EXERCISE DIRECTIONS -
Check each line of the entries for "text" and report the ones that have it.

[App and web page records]
[Start of section]

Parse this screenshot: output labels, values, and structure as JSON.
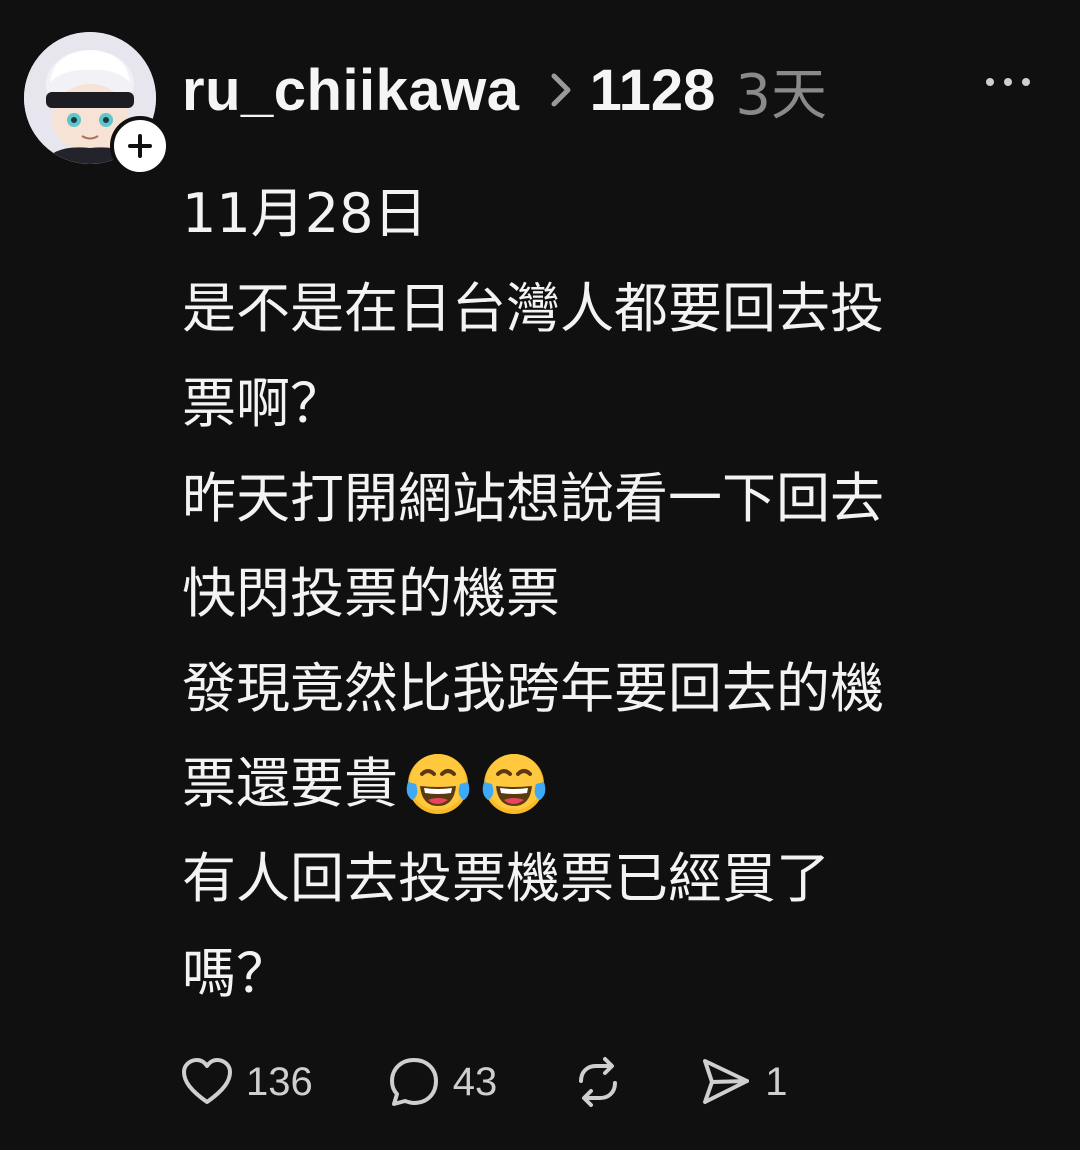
{
  "post": {
    "author": {
      "username": "ru_chiikawa",
      "avatar_icon": "plush-doll-avatar",
      "follow_icon": "plus-icon"
    },
    "topic_tag": "1128",
    "time_ago": "3天",
    "menu_icon": "more-horizontal-icon",
    "body_lines": [
      {
        "text": "11月28日"
      },
      {
        "text": "是不是在日台灣人都要回去投"
      },
      {
        "text": "票啊？"
      },
      {
        "text": "昨天打開網站想說看一下回去"
      },
      {
        "text": "快閃投票的機票"
      },
      {
        "text": "發現竟然比我跨年要回去的機"
      },
      {
        "text": "票還要貴",
        "emoji": [
          "face-with-tears-of-joy",
          "face-with-tears-of-joy"
        ]
      },
      {
        "text": "有人回去投票機票已經買了"
      },
      {
        "text": "嗎？"
      }
    ],
    "actions": {
      "likes": "136",
      "comments": "43",
      "reposts": "",
      "shares": "1"
    }
  },
  "colors": {
    "background": "#101010",
    "text": "#f3f3f3",
    "muted": "#8a8a8a"
  }
}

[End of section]

TASK OUTPUT -
        "text": "11月28日"
        "text": "是不是在日台灣人都要回去投"
        "text": "票啊？"
        "text": "昨天打開網站想說看一下回去"
        "text": "快閃投票的機票"
        "text": "發現竟然比我跨年要回去的機"
        "text": "票還要貴",
        "text": "有人回去投票機票已經買了"
        "text": "嗎？"
    "text": "#f3f3f3",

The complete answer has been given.